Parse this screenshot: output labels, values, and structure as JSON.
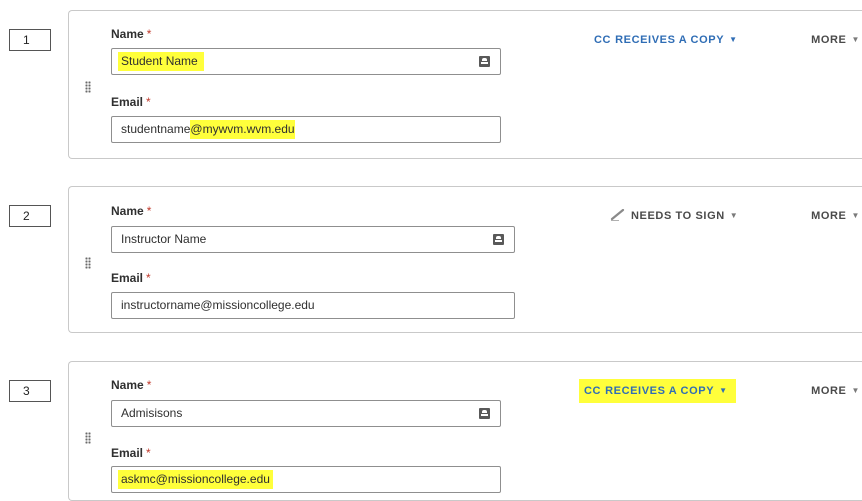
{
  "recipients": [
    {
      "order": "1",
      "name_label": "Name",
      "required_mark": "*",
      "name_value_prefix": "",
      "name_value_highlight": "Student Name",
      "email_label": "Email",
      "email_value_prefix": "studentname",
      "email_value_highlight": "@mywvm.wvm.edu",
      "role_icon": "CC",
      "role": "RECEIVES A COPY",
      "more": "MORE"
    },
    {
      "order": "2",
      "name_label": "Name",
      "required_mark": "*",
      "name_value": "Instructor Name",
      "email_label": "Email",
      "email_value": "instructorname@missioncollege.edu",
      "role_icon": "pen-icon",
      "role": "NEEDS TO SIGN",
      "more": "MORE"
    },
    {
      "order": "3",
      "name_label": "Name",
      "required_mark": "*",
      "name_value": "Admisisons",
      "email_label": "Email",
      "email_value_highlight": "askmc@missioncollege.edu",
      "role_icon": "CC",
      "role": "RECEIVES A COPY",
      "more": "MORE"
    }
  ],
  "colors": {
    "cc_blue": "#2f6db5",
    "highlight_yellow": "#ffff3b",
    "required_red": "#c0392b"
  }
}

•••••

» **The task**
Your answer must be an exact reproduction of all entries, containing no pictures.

» **Written response**
Parse this screenshot: output labels, values, and structure as JSON.
{
  "recipients": [
    {
      "order": "1",
      "name_label": "Name",
      "required_mark": "*",
      "name_value_prefix": "",
      "name_value_highlight": "Student Name",
      "email_label": "Email",
      "email_value_prefix": "studentname",
      "email_value_highlight": "@mywvm.wvm.edu",
      "role_icon": "CC",
      "role": "RECEIVES A COPY",
      "more": "MORE"
    },
    {
      "order": "2",
      "name_label": "Name",
      "required_mark": "*",
      "name_value": "Instructor Name",
      "email_label": "Email",
      "email_value": "instructorname@missioncollege.edu",
      "role_icon": "pen-icon",
      "role": "NEEDS TO SIGN",
      "more": "MORE"
    },
    {
      "order": "3",
      "name_label": "Name",
      "required_mark": "*",
      "name_value": "Admisisons",
      "email_label": "Email",
      "email_value_highlight": "askmc@missioncollege.edu",
      "role_icon": "CC",
      "role": "RECEIVES A COPY",
      "more": "MORE"
    }
  ],
  "colors": {
    "cc_blue": "#2f6db5",
    "highlight_yellow": "#ffff3b",
    "required_red": "#c0392b"
  }
}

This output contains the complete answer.